Results from a phase 1/2 trial highlighted improved clinical outcomes for patients receiving eltanexor monotherapy for relapsed/refractory myelodysplastic syndrome.
The FDA has granted fast track designation to eltanexor (KPT 8602, ATG 016) monotherapy for patients with relapsed/refractory intermediate-, high-, or very high–riskmyelodysplastic syndrome (MDS), according to a press release from Karyopharm Therapeutics.1
A phase 1/2 trial (NCT02649790) is currently underway investigating eltanexor in patients with relapsed/refractory MDS.2 Eltanexor is an investigational selective inhibitors of nuclear export (SINE) compound that functions by binding with the nuclear export protein XPO1. This results in the accumulation of tumor suppressor proteins in the cell nucleus.
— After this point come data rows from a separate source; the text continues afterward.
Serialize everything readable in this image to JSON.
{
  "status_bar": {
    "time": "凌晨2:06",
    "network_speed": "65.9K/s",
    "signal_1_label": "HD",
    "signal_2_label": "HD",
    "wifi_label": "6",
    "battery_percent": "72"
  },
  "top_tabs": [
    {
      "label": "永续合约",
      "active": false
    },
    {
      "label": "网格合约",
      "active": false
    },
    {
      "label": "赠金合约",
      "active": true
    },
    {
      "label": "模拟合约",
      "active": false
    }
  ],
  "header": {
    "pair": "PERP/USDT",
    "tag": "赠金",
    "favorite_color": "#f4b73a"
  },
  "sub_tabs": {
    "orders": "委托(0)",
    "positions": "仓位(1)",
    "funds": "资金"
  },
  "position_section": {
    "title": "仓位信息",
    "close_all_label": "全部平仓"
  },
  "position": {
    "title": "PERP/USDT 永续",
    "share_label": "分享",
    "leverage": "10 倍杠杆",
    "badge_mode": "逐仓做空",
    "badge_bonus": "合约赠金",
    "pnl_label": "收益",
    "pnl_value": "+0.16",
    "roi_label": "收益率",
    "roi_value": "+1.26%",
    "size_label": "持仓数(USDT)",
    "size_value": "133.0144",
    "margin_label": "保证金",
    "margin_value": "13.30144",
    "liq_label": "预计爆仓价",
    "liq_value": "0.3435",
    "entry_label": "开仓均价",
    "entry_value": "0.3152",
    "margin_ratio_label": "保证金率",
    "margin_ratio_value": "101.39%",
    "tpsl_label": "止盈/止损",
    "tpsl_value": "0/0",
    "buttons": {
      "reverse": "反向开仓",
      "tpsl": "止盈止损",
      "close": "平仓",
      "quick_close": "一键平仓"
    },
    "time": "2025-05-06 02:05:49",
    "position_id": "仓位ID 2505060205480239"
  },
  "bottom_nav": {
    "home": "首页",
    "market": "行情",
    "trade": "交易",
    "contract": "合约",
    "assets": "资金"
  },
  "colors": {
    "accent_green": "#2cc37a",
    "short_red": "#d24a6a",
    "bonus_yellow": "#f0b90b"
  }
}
This mechanism boosts tumor suppression function and could induce selective apoptosis in cancer cells and spare healthy cells.
Notably, preclinical models showed that eltanexor demonstrated a broad therapeutic window with minimal penetration to the blood-brain barrier. Due to this, investigators theorize that the it has potential as another SINE compound for the treatment of cancer. Moreover, animals that were treated with eltanexor showed less percentage of weight loss and improved food consumption compared with selinexor (Xpovio). In addition to this designation by the FDA, the European Commission granted orphan medicinal product to eltanexor for the treatment of MDS in the European Union. The FDA has previously granted eltanexor monotherapy orphan drug designation for MDS.3
“These recent designations from the FDA and European Commission reinforce eltanexor's potential to improve clinical outcomes for patients with relapsed/refractory MDS,” Richard Paulson, president, and chief executive officer of Karyopharm, said in the press release. “We are dedicated to advancing our ongoing clinical trials and remain committed to bringing eltanexor to these patients and their families as a new treatment option.”
Previous phase 1 results were presented at the 2021 American Society of Clinical Oncology (ASCO) Annual Meeting assessing eltanexor monotherapy in patients with hypomethylating agent–refractory MDS. A total of 20 patients enrolled on the trial, 15 of whom were evaluable for efficacy with a median age of 76 years. Patients had a median of 2 prior lines of treatment, and 93% had a high- or intermediate 2–risk disease per International Prognostic Scoring System criteria.
The trial evaluated those given eltanexor at a dose of 10 mg (n = 5) or 20 mg (n = 15) every day for 5 days per week of a 28-day cycle.
Overall, 35% of patients had a bone marrow complete response (CR) and 25% achieved stable disease. Of those evaluable for efficacy, 47% had a bone marrow CR and 33% had stable disease. In the 10 mg group, the bone marrow CR was 60% and 40% of patients achieved stable disease. In the 20 mg group, the bone marrow CR rate was 40% and 20% had stable disease.
Hematologic improvement and transfusion independence for at least 2 weeks was reported in 4 patients, with an additional 2 patients having trilineage hematologic improvement. The overall survival (OS) for the 7 patients who had a bone marrow CR was 11.86 months vs 8.67 months for those who did not have a bone marrow CR (HR, 0.27; P = .05). For patients with disease control, the median OS was 9.86 months vs 3.15 months for those who had progressive disease (HR, 0.38; P = .09). Of note, adverse effects were low-grade, dose-dependent, and reversible.